__What this task involves__
Reproduce the data below exactly. Skip the pictures.

** Opening Dataset entries block **

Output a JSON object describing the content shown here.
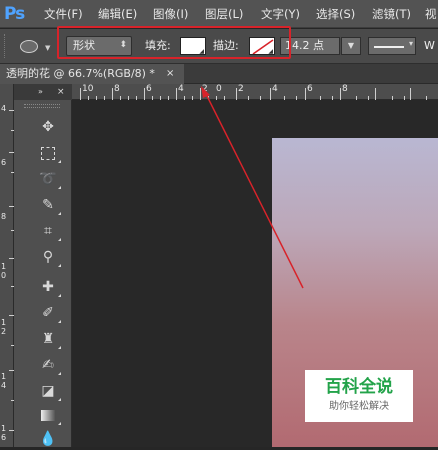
{
  "app_logo": "Ps",
  "menu": [
    "文件(F)",
    "编辑(E)",
    "图像(I)",
    "图层(L)",
    "文字(Y)",
    "选择(S)",
    "滤镜(T)",
    "视"
  ],
  "options_bar": {
    "mode": "形状",
    "fill_label": "填充:",
    "stroke_label": "描边:",
    "stroke_width": "14.2 点",
    "overflow_label": "W"
  },
  "document_tab": {
    "title": "透明的花 @ 66.7%(RGB/8) *",
    "close": "×"
  },
  "panel_controls": {
    "collapse": "»",
    "close": "×"
  },
  "ruler_top": [
    "4",
    "2",
    "0",
    "10",
    "8",
    "6",
    "4",
    "2",
    "0",
    "2",
    "4",
    "6",
    "8"
  ],
  "ruler_left": [
    "4",
    "6",
    "8",
    "1 0",
    "1 2",
    "1 4",
    "1 6"
  ],
  "tools": [
    "move-tool",
    "marquee-tool",
    "lasso-tool",
    "quick-select-tool",
    "crop-tool",
    "eyedropper-tool",
    "healing-brush-tool",
    "brush-tool",
    "clone-stamp-tool",
    "history-brush-tool",
    "eraser-tool",
    "gradient-tool",
    "blur-tool"
  ],
  "watermark": {
    "title": "百科全说",
    "subtitle": "助你轻松解决"
  },
  "colors": {
    "accent_red": "#d8232a",
    "ps_blue": "#4fa3ff",
    "watermark_green": "#23a34a"
  }
}
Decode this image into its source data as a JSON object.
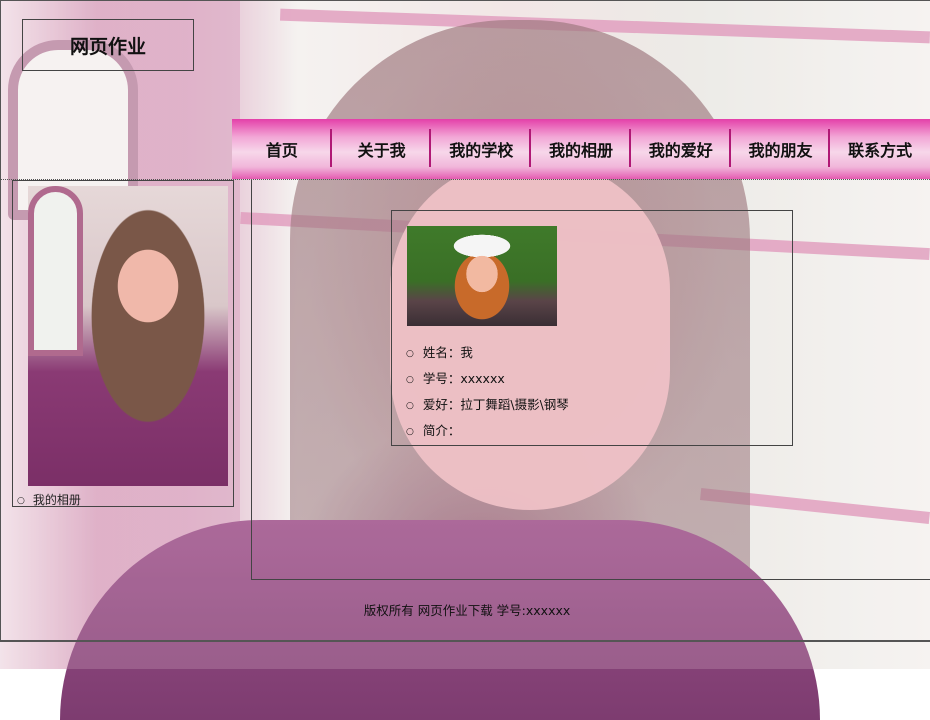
{
  "site": {
    "logo": "网页作业"
  },
  "nav": {
    "items": [
      {
        "label": "首页"
      },
      {
        "label": "关于我"
      },
      {
        "label": "我的学校"
      },
      {
        "label": "我的相册"
      },
      {
        "label": "我的爱好"
      },
      {
        "label": "我的朋友"
      },
      {
        "label": "联系方式"
      }
    ],
    "gradient_top": "#e43fa9",
    "separator_color": "#b01875"
  },
  "sidebar": {
    "link": "我的相册"
  },
  "profile": {
    "items": [
      "姓名：我",
      "学号：xxxxxx",
      "爱好：拉丁舞蹈\\摄影\\钢琴",
      "简介："
    ]
  },
  "footer": {
    "text": "版权所有 网页作业下载 学号:xxxxxx"
  }
}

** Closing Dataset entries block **

__Expected output__
Output a JSON object describing the content shown here.
{
  "app_logo": "Ps",
  "menu": [
    "文件(F)",
    "编辑(E)",
    "图像(I)",
    "图层(L)",
    "文字(Y)",
    "选择(S)",
    "滤镜(T)",
    "视"
  ],
  "options_bar": {
    "mode": "形状",
    "fill_label": "填充:",
    "stroke_label": "描边:",
    "stroke_width": "14.2 点",
    "overflow_label": "W"
  },
  "document_tab": {
    "title": "透明的花 @ 66.7%(RGB/8) *",
    "close": "×"
  },
  "panel_controls": {
    "collapse": "»",
    "close": "×"
  },
  "ruler_top": [
    "4",
    "2",
    "0",
    "10",
    "8",
    "6",
    "4",
    "2",
    "0",
    "2",
    "4",
    "6",
    "8"
  ],
  "ruler_left": [
    "4",
    "6",
    "8",
    "1 0",
    "1 2",
    "1 4",
    "1 6"
  ],
  "tools": [
    "move-tool",
    "marquee-tool",
    "lasso-tool",
    "quick-select-tool",
    "crop-tool",
    "eyedropper-tool",
    "healing-brush-tool",
    "brush-tool",
    "clone-stamp-tool",
    "history-brush-tool",
    "eraser-tool",
    "gradient-tool",
    "blur-tool"
  ],
  "watermark": {
    "title": "百科全说",
    "subtitle": "助你轻松解决"
  },
  "colors": {
    "accent_red": "#d8232a",
    "ps_blue": "#4fa3ff",
    "watermark_green": "#23a34a"
  }
}
Decode this image into its source data as a JSON object.
{
  "site": {
    "logo": "网页作业"
  },
  "nav": {
    "items": [
      {
        "label": "首页"
      },
      {
        "label": "关于我"
      },
      {
        "label": "我的学校"
      },
      {
        "label": "我的相册"
      },
      {
        "label": "我的爱好"
      },
      {
        "label": "我的朋友"
      },
      {
        "label": "联系方式"
      }
    ],
    "gradient_top": "#e43fa9",
    "separator_color": "#b01875"
  },
  "sidebar": {
    "link": "我的相册"
  },
  "profile": {
    "items": [
      "姓名：我",
      "学号：xxxxxx",
      "爱好：拉丁舞蹈\\摄影\\钢琴",
      "简介："
    ]
  },
  "footer": {
    "text": "版权所有 网页作业下载 学号:xxxxxx"
  }
}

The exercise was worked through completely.